I do not say that a measure for tax reduction and reform is the only way to achieve these goals.
--No doubt a massive increase in Federal spending could also create jobs and growth-but, in today's setting, private consumers, employers, and investors should be given a full opportunity first.
--No doubt a temporary tax cut could provide a spur to our economy--but a long run problem compels a long-run solution.
--No doubt a reduction in either individual or corporation taxes alone would be of great help--but corporations need customers and job seekers need jobs.
--No doubt tax reduction without reform would sound simpler and more attractive to many--but our growth is also hampered by a host of tax inequities and special preferences which have distorted the flow of investment.
--And, finally, there are no doubt some who would prefer to put off a tax cut in the hope that ultimately an end to the cold war would make possible an equivalent cut in expenditures-but that end is not in view and to wait for it would be costly and self-defeating.
In submitting a tax program which will, of course, temporarily increase the deficit but can ultimately end it--and in recognition of the need to control expenditures--I will shortly submit a fiscal 1964 administrative budget which, while allowing for needed rises in defense, space, and fixed interest charges, holds total expenditures for all other purposes below this year's level.
This requires the reduction or postponement of many desirable programs, the absorption of a large part of last year's Federal pay raise through personnel and other economies, the termination of certain installations and projects, and the substitution in several programs of private for public credit.

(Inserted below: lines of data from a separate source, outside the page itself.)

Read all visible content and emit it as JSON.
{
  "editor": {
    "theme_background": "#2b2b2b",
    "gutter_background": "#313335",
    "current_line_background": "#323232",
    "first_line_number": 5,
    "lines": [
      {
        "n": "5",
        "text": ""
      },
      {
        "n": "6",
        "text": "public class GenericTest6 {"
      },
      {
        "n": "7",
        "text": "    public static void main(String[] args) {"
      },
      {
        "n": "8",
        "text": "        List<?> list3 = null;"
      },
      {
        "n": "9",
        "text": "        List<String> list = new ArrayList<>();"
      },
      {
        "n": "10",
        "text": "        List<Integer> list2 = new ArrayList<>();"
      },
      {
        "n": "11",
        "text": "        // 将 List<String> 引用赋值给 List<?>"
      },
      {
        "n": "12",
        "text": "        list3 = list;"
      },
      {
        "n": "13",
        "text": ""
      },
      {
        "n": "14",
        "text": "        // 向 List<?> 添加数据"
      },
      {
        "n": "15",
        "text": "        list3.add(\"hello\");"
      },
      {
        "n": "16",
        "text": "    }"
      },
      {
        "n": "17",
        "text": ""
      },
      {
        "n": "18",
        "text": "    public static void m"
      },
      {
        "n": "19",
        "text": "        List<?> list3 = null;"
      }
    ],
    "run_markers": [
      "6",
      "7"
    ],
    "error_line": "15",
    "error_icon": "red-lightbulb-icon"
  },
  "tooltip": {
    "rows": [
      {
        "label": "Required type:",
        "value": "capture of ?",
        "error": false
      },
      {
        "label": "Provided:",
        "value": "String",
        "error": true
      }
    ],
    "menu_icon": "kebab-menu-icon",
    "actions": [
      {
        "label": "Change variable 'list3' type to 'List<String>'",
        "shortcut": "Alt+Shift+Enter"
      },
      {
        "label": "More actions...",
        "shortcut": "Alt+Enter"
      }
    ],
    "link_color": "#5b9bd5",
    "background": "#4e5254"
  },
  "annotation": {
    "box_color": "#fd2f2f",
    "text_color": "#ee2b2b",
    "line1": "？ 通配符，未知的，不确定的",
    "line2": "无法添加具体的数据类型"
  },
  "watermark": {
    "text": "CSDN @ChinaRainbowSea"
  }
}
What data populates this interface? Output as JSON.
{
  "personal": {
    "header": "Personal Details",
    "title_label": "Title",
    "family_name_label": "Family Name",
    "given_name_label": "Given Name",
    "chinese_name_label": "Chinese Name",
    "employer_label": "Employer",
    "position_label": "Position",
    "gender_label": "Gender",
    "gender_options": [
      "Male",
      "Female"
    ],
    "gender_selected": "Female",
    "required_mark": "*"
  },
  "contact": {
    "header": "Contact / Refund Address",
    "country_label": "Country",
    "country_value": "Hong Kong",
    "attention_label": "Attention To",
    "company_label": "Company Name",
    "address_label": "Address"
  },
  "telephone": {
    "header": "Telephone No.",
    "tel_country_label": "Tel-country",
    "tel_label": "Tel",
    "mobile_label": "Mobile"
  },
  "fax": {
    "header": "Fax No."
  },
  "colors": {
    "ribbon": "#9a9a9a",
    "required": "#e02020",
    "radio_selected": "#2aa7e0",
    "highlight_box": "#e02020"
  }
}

But I am convinced that the enactment this year of tax reduction and tax reform overshadows all other domestic problems in this Congress. For we cannot for long lead the cause of peace and freedom, if we ever cease to set the pace here at home.